There are a few types of koji based on the grains used to grow the mould:

Rice Koji

Rice koji is the most common form of koji and is used to make a variety of fermented products like alcoholic beverages and cooking condiments.

The mould is added to the cooked rice which is then placed on wooden trays and fermented for up to 50 hours in a warm, humid atmosphere.

Koji is essential for the conversion of rice into sugar, which, together with yeast and a pinch of salt, is what allows sake to be produced.

Koji also influences the presence of umami in sake. While converting starch molecules into sugar, koji produces a variety of amino acids, most notably glutamate, which provides the savoury umami depth of taste.

Barley Koji

Koji is often used to make miso and shoyu (soy sauce) from barley and wheat.

Compared to rice miso, the barley miso has a more delicate flavour. Barley Koji is made from cooked barley treated with koji mould (koji kin).

Bean Koji

This type of koji is created by inoculating cooked beans with koji mould. It is generally utilised to make miso.

Shio Koji-rich Food

Shio Koji is used to season meals as a marinade or a salt alternative. Made from koji-fermented grains that have been combined with water and salt, and fermented again.

Koji Sauce & Koji Marinade

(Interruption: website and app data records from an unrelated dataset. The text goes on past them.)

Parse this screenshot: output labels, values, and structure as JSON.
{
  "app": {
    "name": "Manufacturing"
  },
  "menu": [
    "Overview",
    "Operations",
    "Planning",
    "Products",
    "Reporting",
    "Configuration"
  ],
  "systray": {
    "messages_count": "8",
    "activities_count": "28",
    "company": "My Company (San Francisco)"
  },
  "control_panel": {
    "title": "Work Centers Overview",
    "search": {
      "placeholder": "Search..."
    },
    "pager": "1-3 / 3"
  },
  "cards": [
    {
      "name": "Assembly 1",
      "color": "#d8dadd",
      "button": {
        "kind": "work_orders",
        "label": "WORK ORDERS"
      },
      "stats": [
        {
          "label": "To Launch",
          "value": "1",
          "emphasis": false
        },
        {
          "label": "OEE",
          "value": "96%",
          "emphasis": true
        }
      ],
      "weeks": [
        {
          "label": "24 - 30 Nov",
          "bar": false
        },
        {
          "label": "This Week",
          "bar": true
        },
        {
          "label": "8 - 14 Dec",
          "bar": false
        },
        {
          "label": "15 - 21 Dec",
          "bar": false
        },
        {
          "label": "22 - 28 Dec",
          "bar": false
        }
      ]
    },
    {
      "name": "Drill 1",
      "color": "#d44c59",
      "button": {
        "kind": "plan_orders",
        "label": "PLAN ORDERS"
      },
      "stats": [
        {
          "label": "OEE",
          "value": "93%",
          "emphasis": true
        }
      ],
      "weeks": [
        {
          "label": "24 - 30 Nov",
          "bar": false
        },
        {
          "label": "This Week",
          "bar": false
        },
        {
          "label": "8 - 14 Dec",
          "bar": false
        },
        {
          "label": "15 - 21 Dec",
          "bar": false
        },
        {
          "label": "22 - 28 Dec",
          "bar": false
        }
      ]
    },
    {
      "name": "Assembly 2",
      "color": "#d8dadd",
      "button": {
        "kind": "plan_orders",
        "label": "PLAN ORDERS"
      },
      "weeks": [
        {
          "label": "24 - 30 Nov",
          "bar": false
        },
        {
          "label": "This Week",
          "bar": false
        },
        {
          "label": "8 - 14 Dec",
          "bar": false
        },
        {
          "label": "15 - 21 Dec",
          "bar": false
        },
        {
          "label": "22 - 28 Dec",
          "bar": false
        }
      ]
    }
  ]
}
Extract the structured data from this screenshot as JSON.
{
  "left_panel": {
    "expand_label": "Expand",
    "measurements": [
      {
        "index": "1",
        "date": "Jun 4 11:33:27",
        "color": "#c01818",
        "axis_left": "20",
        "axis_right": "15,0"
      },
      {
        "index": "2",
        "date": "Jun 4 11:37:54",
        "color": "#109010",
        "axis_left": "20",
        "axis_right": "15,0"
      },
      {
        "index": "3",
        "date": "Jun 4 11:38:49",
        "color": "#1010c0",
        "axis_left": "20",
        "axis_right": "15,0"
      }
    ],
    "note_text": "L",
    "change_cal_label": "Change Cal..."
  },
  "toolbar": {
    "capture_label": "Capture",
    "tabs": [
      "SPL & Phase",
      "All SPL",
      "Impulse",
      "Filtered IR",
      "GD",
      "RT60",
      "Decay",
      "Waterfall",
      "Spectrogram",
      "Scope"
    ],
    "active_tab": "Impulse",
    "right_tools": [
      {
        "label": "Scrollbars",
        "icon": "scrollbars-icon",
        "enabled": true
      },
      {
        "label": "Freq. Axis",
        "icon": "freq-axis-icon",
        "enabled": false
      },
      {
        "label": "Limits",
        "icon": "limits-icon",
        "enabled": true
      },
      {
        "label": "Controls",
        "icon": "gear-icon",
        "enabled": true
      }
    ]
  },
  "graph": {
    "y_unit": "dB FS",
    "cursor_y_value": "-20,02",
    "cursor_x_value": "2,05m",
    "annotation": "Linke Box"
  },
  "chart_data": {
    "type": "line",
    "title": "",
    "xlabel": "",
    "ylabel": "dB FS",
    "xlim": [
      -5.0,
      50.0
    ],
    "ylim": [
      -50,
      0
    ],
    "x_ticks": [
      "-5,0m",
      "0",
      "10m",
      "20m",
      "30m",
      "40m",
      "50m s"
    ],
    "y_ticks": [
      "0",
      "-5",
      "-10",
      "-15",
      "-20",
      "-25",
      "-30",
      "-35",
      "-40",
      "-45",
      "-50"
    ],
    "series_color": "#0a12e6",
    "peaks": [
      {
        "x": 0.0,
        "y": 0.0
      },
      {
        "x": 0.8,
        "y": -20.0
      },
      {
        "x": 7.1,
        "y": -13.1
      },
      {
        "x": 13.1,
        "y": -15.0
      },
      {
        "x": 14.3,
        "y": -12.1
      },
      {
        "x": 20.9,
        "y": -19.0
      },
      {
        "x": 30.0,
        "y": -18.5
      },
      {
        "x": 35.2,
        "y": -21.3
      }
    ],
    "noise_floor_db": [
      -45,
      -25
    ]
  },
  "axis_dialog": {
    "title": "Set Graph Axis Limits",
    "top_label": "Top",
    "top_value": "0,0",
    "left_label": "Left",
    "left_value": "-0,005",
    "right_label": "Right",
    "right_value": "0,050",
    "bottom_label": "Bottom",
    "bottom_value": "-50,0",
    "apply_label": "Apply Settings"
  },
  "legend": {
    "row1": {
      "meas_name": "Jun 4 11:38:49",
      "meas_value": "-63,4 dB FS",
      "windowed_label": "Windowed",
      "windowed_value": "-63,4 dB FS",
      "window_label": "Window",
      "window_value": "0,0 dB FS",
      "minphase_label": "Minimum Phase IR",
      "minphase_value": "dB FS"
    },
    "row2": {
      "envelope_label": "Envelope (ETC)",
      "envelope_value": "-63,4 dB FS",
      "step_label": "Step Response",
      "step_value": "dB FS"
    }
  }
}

Creating fermented Shio-Koji based sauces produces umami-rich sauces comparable to soy sauce and versatile marinades.

The Koji sauce is considerably faster to make, and instead of contributing its own taste like soy sauce does, it amplifies the flavour notes of the food to its fullest potential.


Image Credit: Kitchen Confidante

Garum are a type of protein-based sauce that evolved from fish sauce. In fish sauce, enzymes from the guts of fish break down components, resulting in an amino-rich liquid in the presence of salt.

To achieve the same digestion result, Koji takes the place of these gut enzymes. Nowadays, creative variations are cropping up in kitchens all over, including Shiitake mushroom garum and bee pollen garum.

Curing Meat

Image Credit: Pure Charcuterie

Koji-cured meat is becoing more common in Charcuterie.

The use of koji on meat has led to new gastronomic possibilities. Dry-aged flavours can be applied to fresh meats by growing koji directly on them to tenderise.

It is also used as a flavour enhancer and cure accelerator, as well as a protective mould.

Koji Kins UK: Embracing the Mould

Ramy and Victor, the Koji Kins, are two fermenting specialists who create delicious Koji based sauces and garums! B y combining gastronomic science, ancient Japanese culinary traditions, and a pinch of ingenuity; Ramy and Victor are leading the Koji Crusade in the UK.

Koji Kins employ 3 forms of fermentation that result in their unique condiments.

Dry Fermentation

The initial process of the Koji spores coming into contact with rice. Koji establishes a new home among the grains of rice after being kept at a particular temperature for 42 hours. The Koji mould looks pearly white, with a sweet honeysuckle aroma and a rich rice pudding flavour.

Enzymatic Fermentation

This is when the flavour cranks up to 11. The Koji mould combines with enzymes, which break down proteins into free amino acids and natural sugars. The Maillard reaction kicks in, resulting in nuanced sweetness and rich umami flavour.

The colours deepen, and a strong peanut butter and miso flavour develops, along with a fragrance of freshly roasted coffee.


A process whereby the friendly Lactobacilli join the party. The sauces begin to boil, adding tanginess and fruit flavours to complement the vibrant flavour of Koji Kins. This can continue for many months in the bottle – it just gets better!